## Action item
Write the listing out again word for word. Pictures do not belong in the copy.

## Record extracts
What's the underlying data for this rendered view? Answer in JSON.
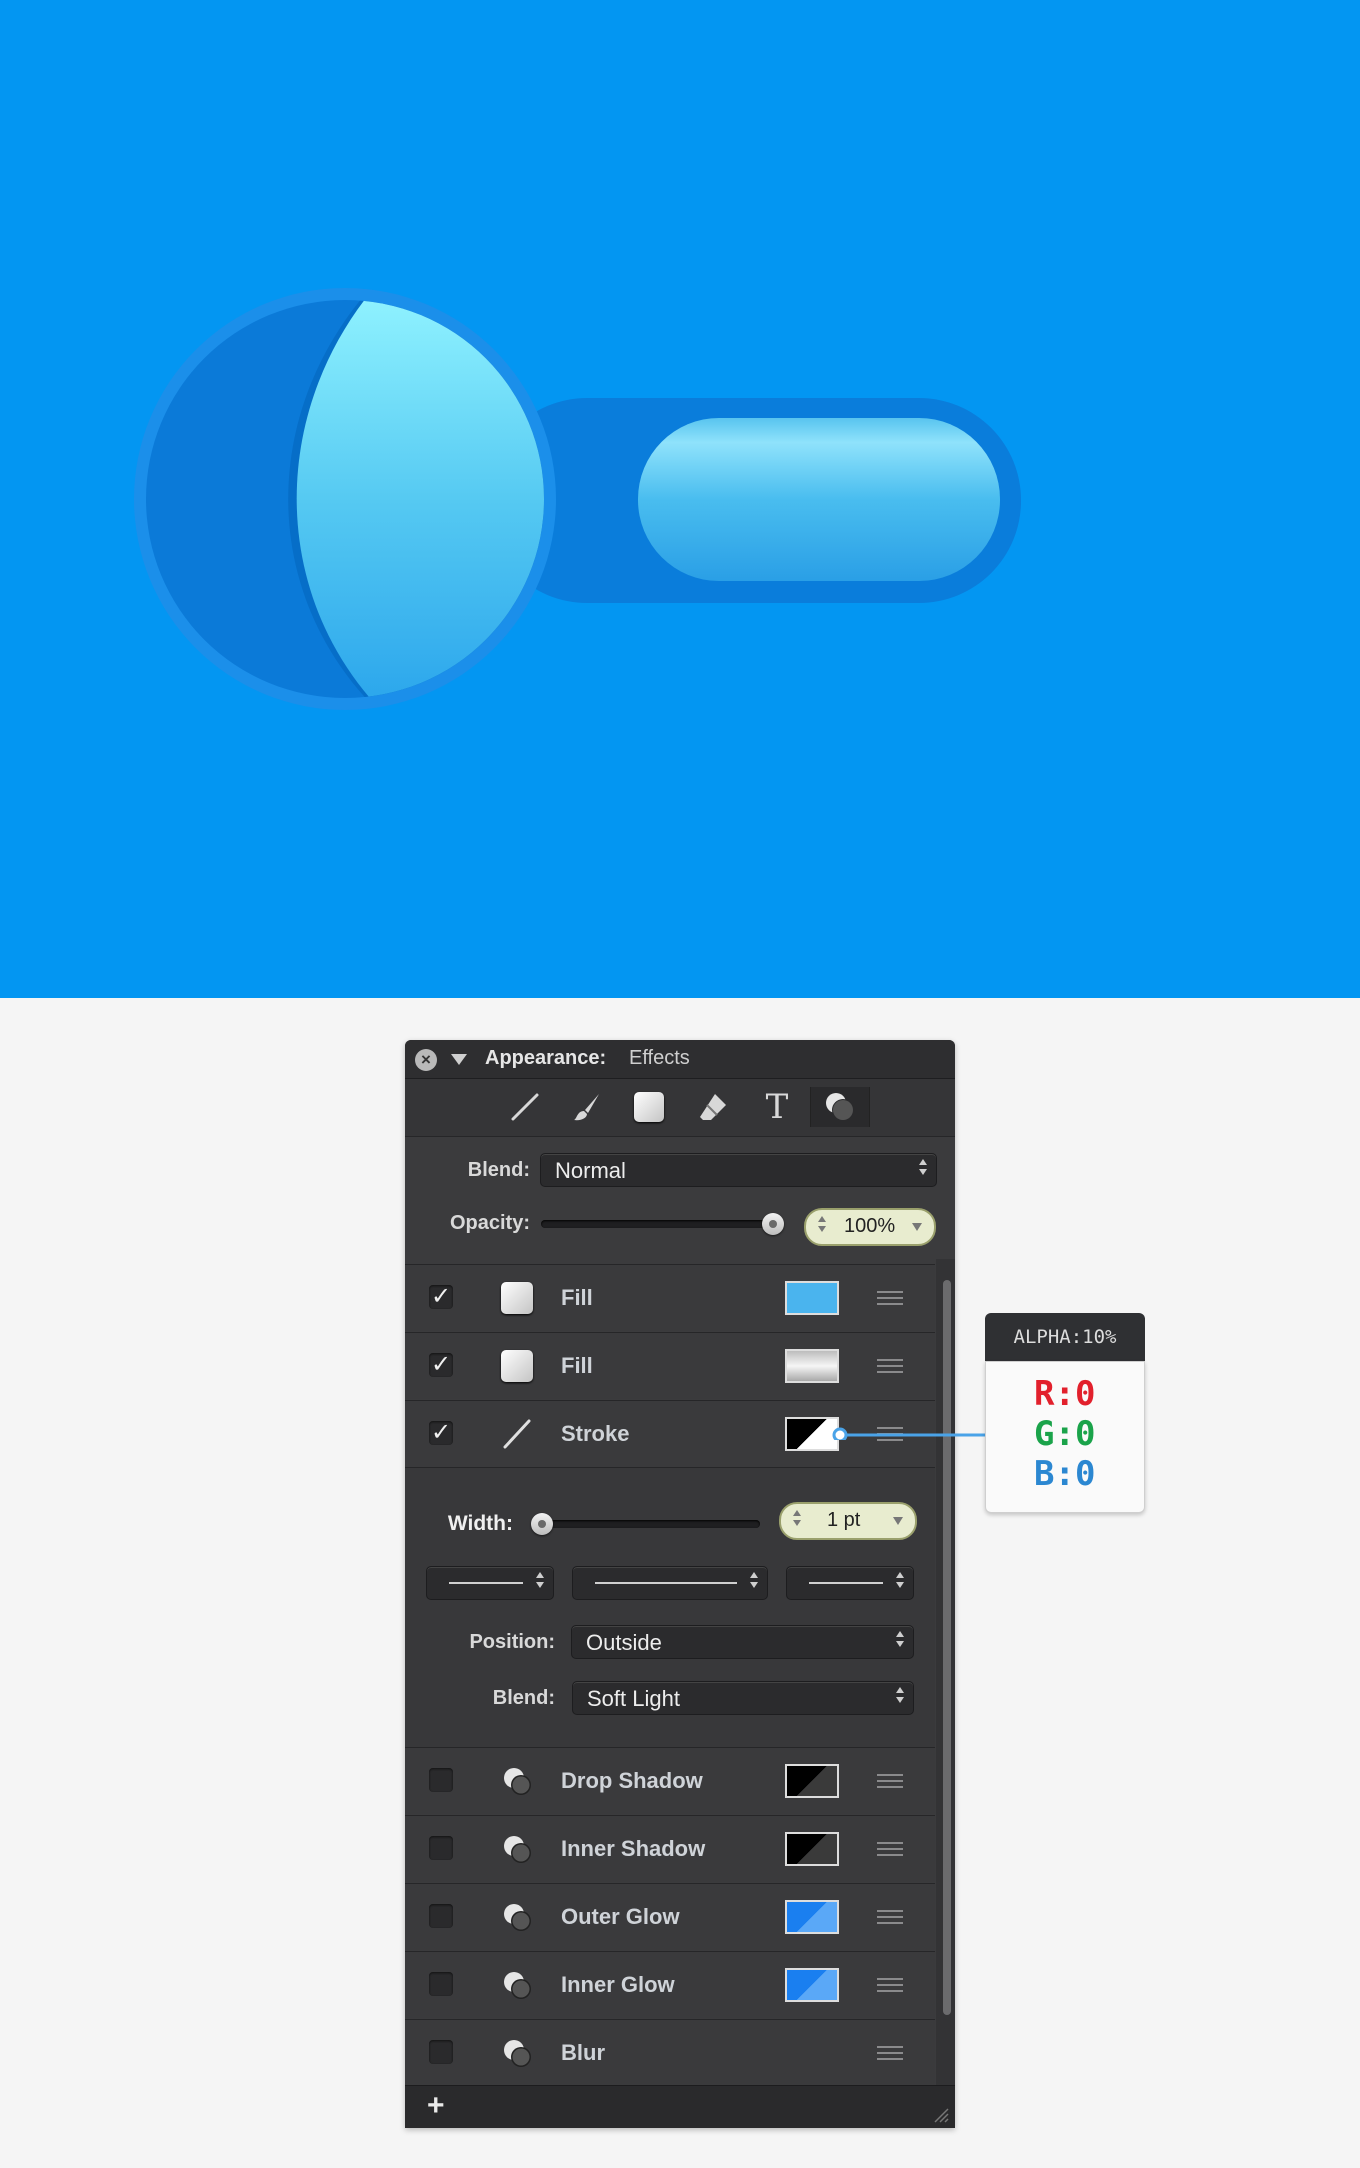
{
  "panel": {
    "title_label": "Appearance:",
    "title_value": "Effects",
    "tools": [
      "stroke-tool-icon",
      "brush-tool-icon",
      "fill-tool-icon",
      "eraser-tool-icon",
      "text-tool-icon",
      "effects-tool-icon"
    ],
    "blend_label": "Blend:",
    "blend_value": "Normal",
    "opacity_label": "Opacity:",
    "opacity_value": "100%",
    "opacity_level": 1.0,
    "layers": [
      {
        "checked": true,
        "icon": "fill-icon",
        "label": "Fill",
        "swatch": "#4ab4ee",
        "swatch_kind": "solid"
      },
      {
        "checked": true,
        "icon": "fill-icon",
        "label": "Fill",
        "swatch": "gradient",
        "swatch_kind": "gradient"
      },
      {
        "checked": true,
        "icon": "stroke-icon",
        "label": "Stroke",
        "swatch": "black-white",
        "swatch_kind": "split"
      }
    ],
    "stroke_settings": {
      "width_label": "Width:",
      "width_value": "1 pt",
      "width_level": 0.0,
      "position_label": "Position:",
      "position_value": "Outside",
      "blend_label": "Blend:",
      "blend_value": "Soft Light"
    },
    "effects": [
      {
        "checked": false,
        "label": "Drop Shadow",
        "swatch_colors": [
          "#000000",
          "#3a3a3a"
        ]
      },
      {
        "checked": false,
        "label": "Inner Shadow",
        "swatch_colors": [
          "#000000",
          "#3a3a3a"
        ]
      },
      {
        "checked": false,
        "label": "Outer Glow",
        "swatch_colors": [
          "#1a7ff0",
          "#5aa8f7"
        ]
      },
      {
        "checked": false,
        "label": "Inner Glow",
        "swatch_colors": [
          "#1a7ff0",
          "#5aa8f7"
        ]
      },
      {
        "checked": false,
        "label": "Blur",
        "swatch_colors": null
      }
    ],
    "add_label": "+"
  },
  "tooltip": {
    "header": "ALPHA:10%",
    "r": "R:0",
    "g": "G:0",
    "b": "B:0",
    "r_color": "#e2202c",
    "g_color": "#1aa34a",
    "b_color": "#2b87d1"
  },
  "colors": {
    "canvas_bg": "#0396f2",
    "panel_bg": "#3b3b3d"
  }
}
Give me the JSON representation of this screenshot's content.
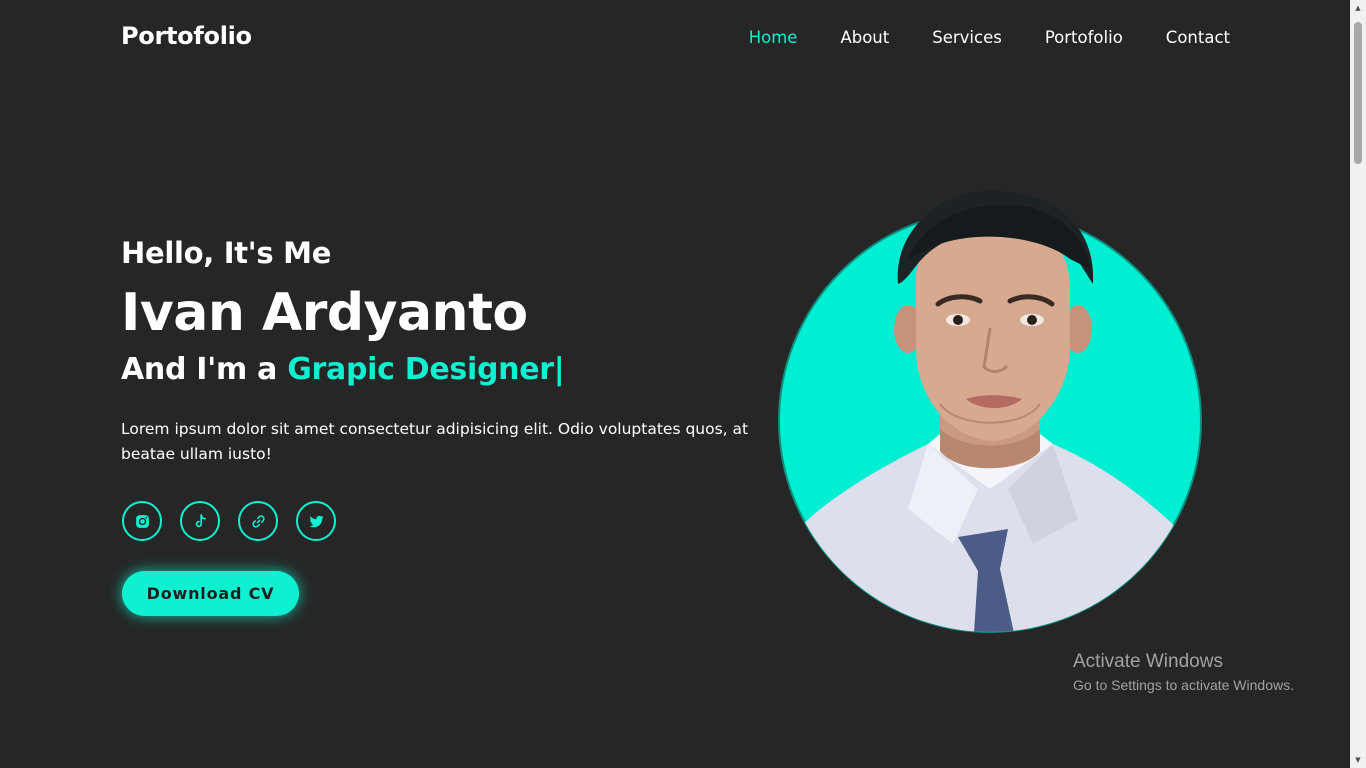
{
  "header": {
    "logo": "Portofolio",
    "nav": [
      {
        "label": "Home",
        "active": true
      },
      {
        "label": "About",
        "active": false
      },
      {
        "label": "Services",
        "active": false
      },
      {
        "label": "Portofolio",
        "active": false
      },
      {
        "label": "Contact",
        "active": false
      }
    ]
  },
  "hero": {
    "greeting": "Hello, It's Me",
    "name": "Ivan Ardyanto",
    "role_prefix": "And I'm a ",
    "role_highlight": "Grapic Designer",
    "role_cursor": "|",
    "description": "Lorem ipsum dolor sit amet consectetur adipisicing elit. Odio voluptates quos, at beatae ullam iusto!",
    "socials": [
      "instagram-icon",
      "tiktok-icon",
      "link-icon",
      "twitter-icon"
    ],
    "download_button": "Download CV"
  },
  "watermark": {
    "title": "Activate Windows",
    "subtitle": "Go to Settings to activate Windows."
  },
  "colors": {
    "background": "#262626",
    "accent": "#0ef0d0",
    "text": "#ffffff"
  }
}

## Answer
What's the underlying data for this rendered view? Answer in JSON.
{
  "panel": {
    "title_label": "Appearance:",
    "title_value": "Effects",
    "tools": [
      "stroke-tool-icon",
      "brush-tool-icon",
      "fill-tool-icon",
      "eraser-tool-icon",
      "text-tool-icon",
      "effects-tool-icon"
    ],
    "blend_label": "Blend:",
    "blend_value": "Normal",
    "opacity_label": "Opacity:",
    "opacity_value": "100%",
    "opacity_level": 1.0,
    "layers": [
      {
        "checked": true,
        "icon": "fill-icon",
        "label": "Fill",
        "swatch": "#4ab4ee",
        "swatch_kind": "solid"
      },
      {
        "checked": true,
        "icon": "fill-icon",
        "label": "Fill",
        "swatch": "gradient",
        "swatch_kind": "gradient"
      },
      {
        "checked": true,
        "icon": "stroke-icon",
        "label": "Stroke",
        "swatch": "black-white",
        "swatch_kind": "split"
      }
    ],
    "stroke_settings": {
      "width_label": "Width:",
      "width_value": "1 pt",
      "width_level": 0.0,
      "position_label": "Position:",
      "position_value": "Outside",
      "blend_label": "Blend:",
      "blend_value": "Soft Light"
    },
    "effects": [
      {
        "checked": false,
        "label": "Drop Shadow",
        "swatch_colors": [
          "#000000",
          "#3a3a3a"
        ]
      },
      {
        "checked": false,
        "label": "Inner Shadow",
        "swatch_colors": [
          "#000000",
          "#3a3a3a"
        ]
      },
      {
        "checked": false,
        "label": "Outer Glow",
        "swatch_colors": [
          "#1a7ff0",
          "#5aa8f7"
        ]
      },
      {
        "checked": false,
        "label": "Inner Glow",
        "swatch_colors": [
          "#1a7ff0",
          "#5aa8f7"
        ]
      },
      {
        "checked": false,
        "label": "Blur",
        "swatch_colors": null
      }
    ],
    "add_label": "+"
  },
  "tooltip": {
    "header": "ALPHA:10%",
    "r": "R:0",
    "g": "G:0",
    "b": "B:0",
    "r_color": "#e2202c",
    "g_color": "#1aa34a",
    "b_color": "#2b87d1"
  },
  "colors": {
    "canvas_bg": "#0396f2",
    "panel_bg": "#3b3b3d"
  }
}
Give me the JSON representation of this screenshot's content.
{
  "header": {
    "logo": "Portofolio",
    "nav": [
      {
        "label": "Home",
        "active": true
      },
      {
        "label": "About",
        "active": false
      },
      {
        "label": "Services",
        "active": false
      },
      {
        "label": "Portofolio",
        "active": false
      },
      {
        "label": "Contact",
        "active": false
      }
    ]
  },
  "hero": {
    "greeting": "Hello, It's Me",
    "name": "Ivan Ardyanto",
    "role_prefix": "And I'm a ",
    "role_highlight": "Grapic Designer",
    "role_cursor": "|",
    "description": "Lorem ipsum dolor sit amet consectetur adipisicing elit. Odio voluptates quos, at beatae ullam iusto!",
    "socials": [
      "instagram-icon",
      "tiktok-icon",
      "link-icon",
      "twitter-icon"
    ],
    "download_button": "Download CV"
  },
  "watermark": {
    "title": "Activate Windows",
    "subtitle": "Go to Settings to activate Windows."
  },
  "colors": {
    "background": "#262626",
    "accent": "#0ef0d0",
    "text": "#ffffff"
  }
}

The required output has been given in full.